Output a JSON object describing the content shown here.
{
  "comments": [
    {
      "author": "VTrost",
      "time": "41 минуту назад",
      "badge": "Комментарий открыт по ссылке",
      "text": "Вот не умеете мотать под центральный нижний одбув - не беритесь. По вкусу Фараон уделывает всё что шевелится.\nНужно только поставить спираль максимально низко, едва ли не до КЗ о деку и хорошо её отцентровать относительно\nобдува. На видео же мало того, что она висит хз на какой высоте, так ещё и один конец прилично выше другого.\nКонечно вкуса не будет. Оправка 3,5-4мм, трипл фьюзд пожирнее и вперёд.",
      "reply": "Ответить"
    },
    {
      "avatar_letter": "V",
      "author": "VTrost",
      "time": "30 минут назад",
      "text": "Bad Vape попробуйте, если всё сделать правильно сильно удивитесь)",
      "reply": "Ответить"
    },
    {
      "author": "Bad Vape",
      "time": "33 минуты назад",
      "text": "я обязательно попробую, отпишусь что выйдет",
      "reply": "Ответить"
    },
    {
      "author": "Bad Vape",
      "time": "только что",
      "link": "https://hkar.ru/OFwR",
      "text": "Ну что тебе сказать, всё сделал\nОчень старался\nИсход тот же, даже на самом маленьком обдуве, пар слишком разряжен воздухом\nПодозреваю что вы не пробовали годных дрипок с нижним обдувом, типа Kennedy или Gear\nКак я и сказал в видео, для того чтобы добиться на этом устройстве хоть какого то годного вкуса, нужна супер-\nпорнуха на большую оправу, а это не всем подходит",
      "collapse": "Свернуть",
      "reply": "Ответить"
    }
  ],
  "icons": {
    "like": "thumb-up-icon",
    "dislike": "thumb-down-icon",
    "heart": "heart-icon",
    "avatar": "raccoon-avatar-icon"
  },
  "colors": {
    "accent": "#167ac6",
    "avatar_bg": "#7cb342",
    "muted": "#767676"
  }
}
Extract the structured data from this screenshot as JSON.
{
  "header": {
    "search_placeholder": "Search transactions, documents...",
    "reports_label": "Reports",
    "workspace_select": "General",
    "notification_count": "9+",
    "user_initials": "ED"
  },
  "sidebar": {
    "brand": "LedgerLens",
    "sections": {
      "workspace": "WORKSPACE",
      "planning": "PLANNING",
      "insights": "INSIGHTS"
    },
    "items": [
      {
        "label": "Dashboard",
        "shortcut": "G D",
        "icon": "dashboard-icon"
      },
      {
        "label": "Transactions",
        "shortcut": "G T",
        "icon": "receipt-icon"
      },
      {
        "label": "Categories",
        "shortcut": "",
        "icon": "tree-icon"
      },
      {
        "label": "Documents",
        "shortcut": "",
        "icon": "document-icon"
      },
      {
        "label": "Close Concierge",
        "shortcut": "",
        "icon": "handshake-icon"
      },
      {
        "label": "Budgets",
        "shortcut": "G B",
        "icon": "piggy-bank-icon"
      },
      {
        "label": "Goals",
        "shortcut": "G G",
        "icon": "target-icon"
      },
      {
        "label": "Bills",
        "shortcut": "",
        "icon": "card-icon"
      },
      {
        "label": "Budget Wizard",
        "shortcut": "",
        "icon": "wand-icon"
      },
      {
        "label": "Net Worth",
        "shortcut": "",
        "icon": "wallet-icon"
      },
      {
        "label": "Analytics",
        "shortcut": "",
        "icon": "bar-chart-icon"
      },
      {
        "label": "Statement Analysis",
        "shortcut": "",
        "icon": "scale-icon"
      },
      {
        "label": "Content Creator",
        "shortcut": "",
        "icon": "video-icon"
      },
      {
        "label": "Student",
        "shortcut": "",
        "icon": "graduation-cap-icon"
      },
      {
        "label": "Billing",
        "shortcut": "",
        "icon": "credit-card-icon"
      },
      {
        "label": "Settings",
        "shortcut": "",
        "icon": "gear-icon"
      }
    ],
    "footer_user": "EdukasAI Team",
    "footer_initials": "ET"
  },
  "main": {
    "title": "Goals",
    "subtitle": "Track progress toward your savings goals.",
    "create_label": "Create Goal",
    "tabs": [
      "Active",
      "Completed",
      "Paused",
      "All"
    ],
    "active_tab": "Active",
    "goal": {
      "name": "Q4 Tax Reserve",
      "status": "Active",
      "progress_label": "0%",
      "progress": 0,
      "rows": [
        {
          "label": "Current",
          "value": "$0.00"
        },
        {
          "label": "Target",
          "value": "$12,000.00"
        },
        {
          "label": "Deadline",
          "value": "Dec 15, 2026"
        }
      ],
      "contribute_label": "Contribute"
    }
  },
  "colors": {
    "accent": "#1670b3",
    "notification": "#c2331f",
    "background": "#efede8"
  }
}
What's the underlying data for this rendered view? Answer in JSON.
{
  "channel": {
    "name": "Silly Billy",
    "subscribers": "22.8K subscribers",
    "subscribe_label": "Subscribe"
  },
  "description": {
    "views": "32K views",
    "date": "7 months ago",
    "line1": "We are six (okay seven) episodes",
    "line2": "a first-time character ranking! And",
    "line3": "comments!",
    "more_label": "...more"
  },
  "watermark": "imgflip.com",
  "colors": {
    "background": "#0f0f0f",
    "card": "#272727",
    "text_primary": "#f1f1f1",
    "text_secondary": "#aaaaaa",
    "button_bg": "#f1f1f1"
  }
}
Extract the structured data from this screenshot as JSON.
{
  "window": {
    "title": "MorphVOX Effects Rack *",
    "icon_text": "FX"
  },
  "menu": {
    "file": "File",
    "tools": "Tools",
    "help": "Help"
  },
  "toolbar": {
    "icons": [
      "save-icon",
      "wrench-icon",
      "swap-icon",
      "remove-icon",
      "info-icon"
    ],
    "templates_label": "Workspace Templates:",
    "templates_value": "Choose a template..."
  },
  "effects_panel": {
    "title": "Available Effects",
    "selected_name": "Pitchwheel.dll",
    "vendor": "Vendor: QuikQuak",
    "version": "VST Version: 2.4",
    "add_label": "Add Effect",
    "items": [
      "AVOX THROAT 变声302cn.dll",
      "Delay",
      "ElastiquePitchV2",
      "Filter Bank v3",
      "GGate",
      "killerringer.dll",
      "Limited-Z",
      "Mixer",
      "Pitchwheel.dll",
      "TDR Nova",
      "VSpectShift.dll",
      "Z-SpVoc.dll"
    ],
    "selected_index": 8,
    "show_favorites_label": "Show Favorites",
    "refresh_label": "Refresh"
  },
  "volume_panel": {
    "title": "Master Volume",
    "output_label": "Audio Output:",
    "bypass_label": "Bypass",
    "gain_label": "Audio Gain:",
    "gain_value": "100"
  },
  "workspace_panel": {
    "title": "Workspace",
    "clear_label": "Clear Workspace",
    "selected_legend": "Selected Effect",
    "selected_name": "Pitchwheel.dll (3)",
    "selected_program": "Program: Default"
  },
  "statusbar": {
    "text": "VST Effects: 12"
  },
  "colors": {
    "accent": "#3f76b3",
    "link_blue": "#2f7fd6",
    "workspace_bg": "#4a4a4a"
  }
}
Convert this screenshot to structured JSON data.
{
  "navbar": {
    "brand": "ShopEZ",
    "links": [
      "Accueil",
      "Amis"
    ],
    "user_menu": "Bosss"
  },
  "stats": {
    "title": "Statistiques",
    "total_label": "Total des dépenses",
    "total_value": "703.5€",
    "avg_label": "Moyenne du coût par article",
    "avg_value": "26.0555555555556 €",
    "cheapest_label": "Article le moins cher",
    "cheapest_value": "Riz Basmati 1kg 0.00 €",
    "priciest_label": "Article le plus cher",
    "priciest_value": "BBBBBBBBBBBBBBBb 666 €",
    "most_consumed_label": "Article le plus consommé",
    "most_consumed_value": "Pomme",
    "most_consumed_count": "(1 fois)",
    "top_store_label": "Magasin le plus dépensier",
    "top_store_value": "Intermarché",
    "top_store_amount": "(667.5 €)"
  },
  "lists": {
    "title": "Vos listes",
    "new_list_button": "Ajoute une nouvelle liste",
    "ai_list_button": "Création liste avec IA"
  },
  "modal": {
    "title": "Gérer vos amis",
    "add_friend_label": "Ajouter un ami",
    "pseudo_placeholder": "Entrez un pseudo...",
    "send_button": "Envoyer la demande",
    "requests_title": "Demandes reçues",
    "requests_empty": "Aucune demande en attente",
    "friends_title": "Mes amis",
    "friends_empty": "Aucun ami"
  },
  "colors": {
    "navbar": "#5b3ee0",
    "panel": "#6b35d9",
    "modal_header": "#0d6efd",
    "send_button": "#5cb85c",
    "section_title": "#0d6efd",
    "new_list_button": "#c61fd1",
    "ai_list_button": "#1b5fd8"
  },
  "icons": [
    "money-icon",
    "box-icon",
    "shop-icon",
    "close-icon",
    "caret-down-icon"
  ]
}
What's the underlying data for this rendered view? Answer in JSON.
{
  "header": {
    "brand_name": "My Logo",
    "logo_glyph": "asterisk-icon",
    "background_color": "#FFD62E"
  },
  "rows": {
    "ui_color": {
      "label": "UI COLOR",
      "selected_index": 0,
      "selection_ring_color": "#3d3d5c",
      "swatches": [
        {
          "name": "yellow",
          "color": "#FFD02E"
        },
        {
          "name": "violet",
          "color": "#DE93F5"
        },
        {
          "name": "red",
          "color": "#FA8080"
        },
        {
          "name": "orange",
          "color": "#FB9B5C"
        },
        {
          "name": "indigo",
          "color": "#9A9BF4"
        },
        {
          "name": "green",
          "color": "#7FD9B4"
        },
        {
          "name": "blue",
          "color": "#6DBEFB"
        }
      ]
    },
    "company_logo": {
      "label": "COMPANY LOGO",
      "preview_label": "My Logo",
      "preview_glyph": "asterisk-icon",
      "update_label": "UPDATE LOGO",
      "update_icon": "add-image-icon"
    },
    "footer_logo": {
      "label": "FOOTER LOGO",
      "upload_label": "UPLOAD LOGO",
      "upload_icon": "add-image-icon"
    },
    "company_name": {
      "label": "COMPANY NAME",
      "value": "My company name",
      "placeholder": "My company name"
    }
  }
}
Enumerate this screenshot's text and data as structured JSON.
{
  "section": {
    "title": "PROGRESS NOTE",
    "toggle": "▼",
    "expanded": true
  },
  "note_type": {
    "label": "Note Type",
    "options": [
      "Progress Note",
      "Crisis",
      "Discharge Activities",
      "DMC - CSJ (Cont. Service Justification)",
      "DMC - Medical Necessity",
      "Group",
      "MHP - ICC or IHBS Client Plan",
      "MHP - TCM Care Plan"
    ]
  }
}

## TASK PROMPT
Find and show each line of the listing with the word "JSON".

## RESULT OF THE EXERCISE
Output a JSON object describing the content shown here.
Extract the structured data from this screenshot as JSON.
What's the underlying data for this rendered view? Answer in JSON.
Extract the structured data from this screenshot as JSON.
Convert this screenshot to structured JSON data.
What's the underlying data for this rendered view? Answer in JSON.
Enumerate this screenshot's text and data as structured JSON.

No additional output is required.